Community garden blooming to life

What used to be a starting project at Carrie Blake Park 10 years ago is blooming back to life as volunteers work to create the Sequim Botanical Gardens.

The project was spearheaded by Jean Pier, former president of the Master Gardeners, who was asked to help revive the plan with other volunteers to create a four-acre garden at Carrie Blake Park, 202 N. Blake Ave. in Sequim, showcasing flowers and plants that can be grown locally.

“This was my dream 10 years ago,” Pier said. “I was walking through Carrie Blake Park with a friend and thought wouldn’t this be a great place for a garden?”

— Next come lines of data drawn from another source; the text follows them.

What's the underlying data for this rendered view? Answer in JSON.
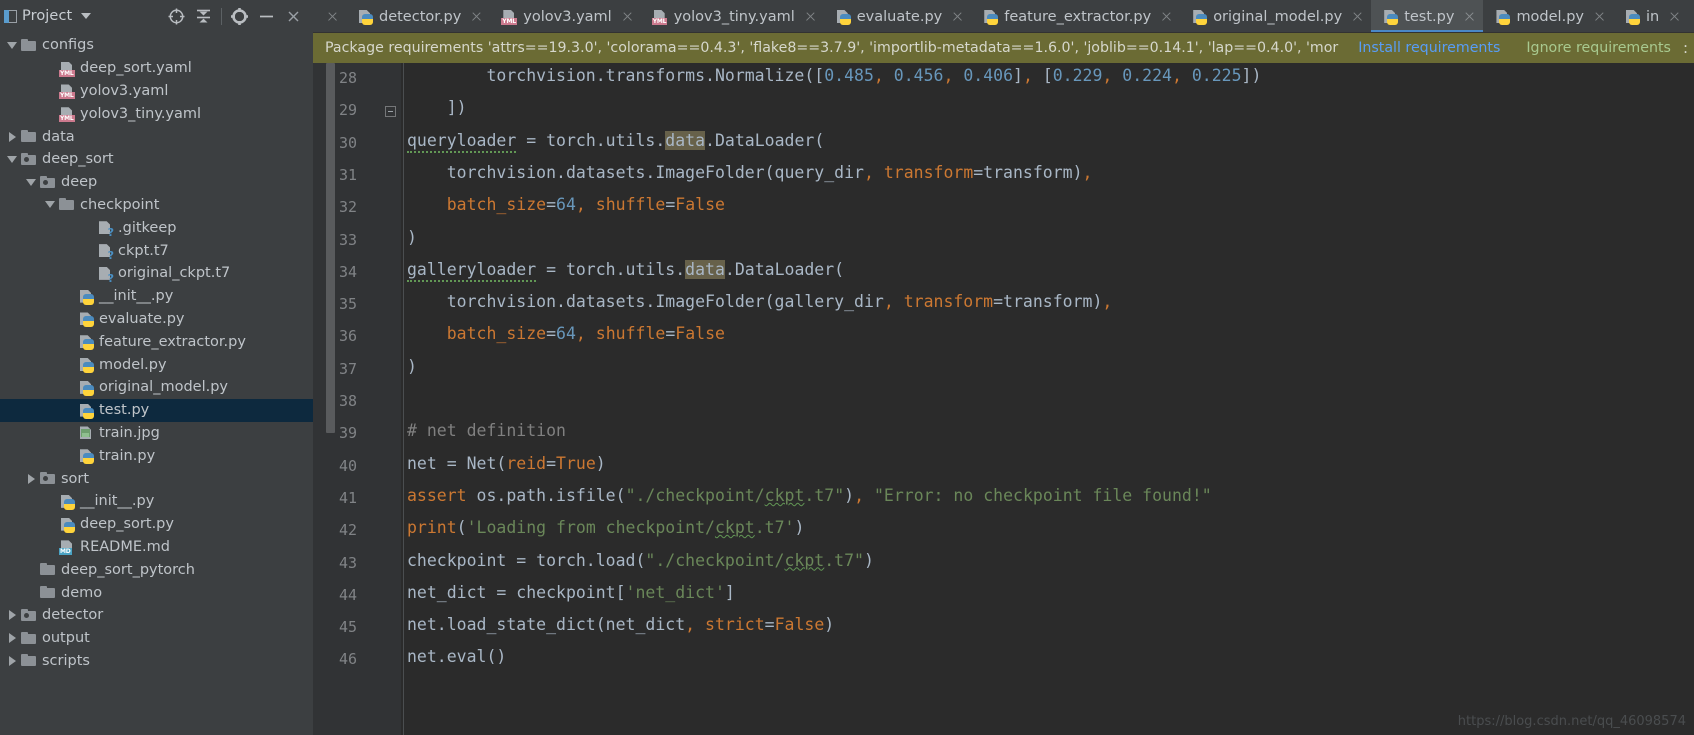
{
  "sidebar": {
    "title": "Project",
    "tools": [
      "locate-icon",
      "collapse-all-icon",
      "settings-gear-icon",
      "minimize-icon"
    ],
    "tree": [
      {
        "label": "configs",
        "type": "folder",
        "depth": 0,
        "twisty": "down"
      },
      {
        "label": "deep_sort.yaml",
        "type": "yaml",
        "depth": 2,
        "twisty": "none"
      },
      {
        "label": "yolov3.yaml",
        "type": "yaml",
        "depth": 2,
        "twisty": "none"
      },
      {
        "label": "yolov3_tiny.yaml",
        "type": "yaml",
        "depth": 2,
        "twisty": "none"
      },
      {
        "label": "data",
        "type": "folder",
        "depth": 0,
        "twisty": "right"
      },
      {
        "label": "deep_sort",
        "type": "folder-module",
        "depth": 0,
        "twisty": "down"
      },
      {
        "label": "deep",
        "type": "folder-module",
        "depth": 1,
        "twisty": "down"
      },
      {
        "label": "checkpoint",
        "type": "folder",
        "depth": 2,
        "twisty": "down"
      },
      {
        "label": ".gitkeep",
        "type": "unknown",
        "depth": 4,
        "twisty": "none"
      },
      {
        "label": "ckpt.t7",
        "type": "unknown",
        "depth": 4,
        "twisty": "none"
      },
      {
        "label": "original_ckpt.t7",
        "type": "unknown",
        "depth": 4,
        "twisty": "none"
      },
      {
        "label": "__init__.py",
        "type": "python",
        "depth": 3,
        "twisty": "none"
      },
      {
        "label": "evaluate.py",
        "type": "python",
        "depth": 3,
        "twisty": "none"
      },
      {
        "label": "feature_extractor.py",
        "type": "python",
        "depth": 3,
        "twisty": "none"
      },
      {
        "label": "model.py",
        "type": "python",
        "depth": 3,
        "twisty": "none"
      },
      {
        "label": "original_model.py",
        "type": "python",
        "depth": 3,
        "twisty": "none"
      },
      {
        "label": "test.py",
        "type": "python",
        "depth": 3,
        "twisty": "none",
        "selected": true
      },
      {
        "label": "train.jpg",
        "type": "image",
        "depth": 3,
        "twisty": "none"
      },
      {
        "label": "train.py",
        "type": "python",
        "depth": 3,
        "twisty": "none"
      },
      {
        "label": "sort",
        "type": "folder-module",
        "depth": 1,
        "twisty": "right"
      },
      {
        "label": "__init__.py",
        "type": "python",
        "depth": 2,
        "twisty": "none"
      },
      {
        "label": "deep_sort.py",
        "type": "python",
        "depth": 2,
        "twisty": "none"
      },
      {
        "label": "README.md",
        "type": "markdown",
        "depth": 2,
        "twisty": "none"
      },
      {
        "label": "deep_sort_pytorch",
        "type": "folder",
        "depth": 1,
        "twisty": "none"
      },
      {
        "label": "demo",
        "type": "folder",
        "depth": 1,
        "twisty": "none"
      },
      {
        "label": "detector",
        "type": "folder-module",
        "depth": 0,
        "twisty": "right"
      },
      {
        "label": "output",
        "type": "folder",
        "depth": 0,
        "twisty": "right"
      },
      {
        "label": "scripts",
        "type": "folder",
        "depth": 0,
        "twisty": "right"
      }
    ]
  },
  "tabs": [
    {
      "label": "detector.py",
      "type": "python",
      "active": false
    },
    {
      "label": "yolov3.yaml",
      "type": "yaml",
      "active": false
    },
    {
      "label": "yolov3_tiny.yaml",
      "type": "yaml",
      "active": false
    },
    {
      "label": "evaluate.py",
      "type": "python",
      "active": false
    },
    {
      "label": "feature_extractor.py",
      "type": "python",
      "active": false
    },
    {
      "label": "original_model.py",
      "type": "python",
      "active": false
    },
    {
      "label": "test.py",
      "type": "python",
      "active": true
    },
    {
      "label": "model.py",
      "type": "python",
      "active": false
    },
    {
      "label": "in",
      "type": "python",
      "active": false
    }
  ],
  "notification": {
    "message": "Package requirements 'attrs==19.3.0', 'colorama==0.4.3', 'flake8==3.7.9', 'importlib-metadata==1.6.0', 'joblib==0.14.1', 'lap==0.4.0', 'mor",
    "install_label": "Install requirements",
    "ignore_label": "Ignore requirements",
    "more_label": ":",
    "bg_color": "#6b6b34",
    "link_color": "#589df6"
  },
  "editor": {
    "first_line": 28,
    "last_line": 46,
    "line_numbers": [
      28,
      29,
      30,
      31,
      32,
      33,
      34,
      35,
      36,
      37,
      38,
      39,
      40,
      41,
      42,
      43,
      44,
      45,
      46
    ],
    "lines": [
      "        torchvision.transforms.Normalize([0.485, 0.456, 0.406], [0.229, 0.224, 0.225])",
      "    ])",
      "queryloader = torch.utils.data.DataLoader(",
      "    torchvision.datasets.ImageFolder(query_dir, transform=transform),",
      "    batch_size=64, shuffle=False",
      ")",
      "galleryloader = torch.utils.data.DataLoader(",
      "    torchvision.datasets.ImageFolder(gallery_dir, transform=transform),",
      "    batch_size=64, shuffle=False",
      ")",
      "",
      "# net definition",
      "net = Net(reid=True)",
      "assert os.path.isfile(\"./checkpoint/ckpt.t7\"), \"Error: no checkpoint file found!\"",
      "print('Loading from checkpoint/ckpt.t7')",
      "checkpoint = torch.load(\"./checkpoint/ckpt.t7\")",
      "net_dict = checkpoint['net_dict']",
      "net.load_state_dict(net_dict, strict=False)",
      "net.eval()"
    ],
    "colors": {
      "background": "#2b2b2b",
      "gutter": "#313335",
      "text": "#a9b7c6",
      "keyword": "#cc7832",
      "number": "#6897bb",
      "string": "#6a8759",
      "comment": "#808080",
      "highlight": "#67614a"
    }
  },
  "watermark": "https://blog.csdn.net/qq_46098574"
}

The Sequim Botanical Gardens — previously known as Carrie Blake Gardens — was started by the Master Gardeners and now is being picked up by the Sequim Botanical Garden Society composed of local gardeners, engineers and community members from Sequim to Port Angeles.

“It’s a team operation,” Pier said.

Currently, there are more than 10 volunteers involved in working on the garden’s revival. Some volunteers have been with the project since its inception and others are new to the group.

Bill Wrobel, a Sequim resident and engineer, has been a part of the project for several years and referred to the garden as a once-in-a-lifetime project.

“Only a few times in your life do you get to be part of something new and important that benefits many people for years to come,” Wrobel said.

“Being a part of the Sequim Botanical Garden is one of them.”

The garden features a large variety of lavender plants, dahlias, irises, rock garden plants, specimen roses, daffodils, lilies, sedums and fall crocuses.

Pier said future plans for the garden include the group tearing out the old lavender plants and replacing them with new ones. She said the City of Sequim is contributing to the effort by providing the necessary equipment needed and helping with irrigation.

The group also plans to install a 75-foot rose garden in the fall with a pergola, walkways and seating for community members.

“It’s going to be a demonstration of how roses can fit into the landscape,” Pier said.

She added the reason the group wanted to change the name to Sequim Botanical Gardens was to have a collection of plants that demonstrate what can be grown in the area and to provide an educational opportunity for guests and visitors.

“That’s the basis — we see it as a resource for the community,” Pier said.

The group invites the public to join them at 1 p.m. Wednesday, June 14, at Carrie Blake Park, 202 N. Blake Ave. in Sequim, for a garden work party with a 15-20 minute talk about the rose garden before the event starts. Pier said if community members are interested in attending the work party, they need to bring gloves and a favorite gardening tool.

Participants involved in the project include Andy Pitts, Ann Flack, Dona Brock, Donni Hatlestad, Jan Keithley, John Hassel, Karen Gates, Kathy Pitts, Lee Bowen, Mary Crook, Maryann Ballard, Mike Barnes, Paul Moore, Pene Schmolke, Renne Brock, Sharon Nyenhuis, Sheila Kee, Sissi Bruch and Stu Hemstreet

For more information on the project, contact Jean Pier at 681-2308.

Community garden blooming to life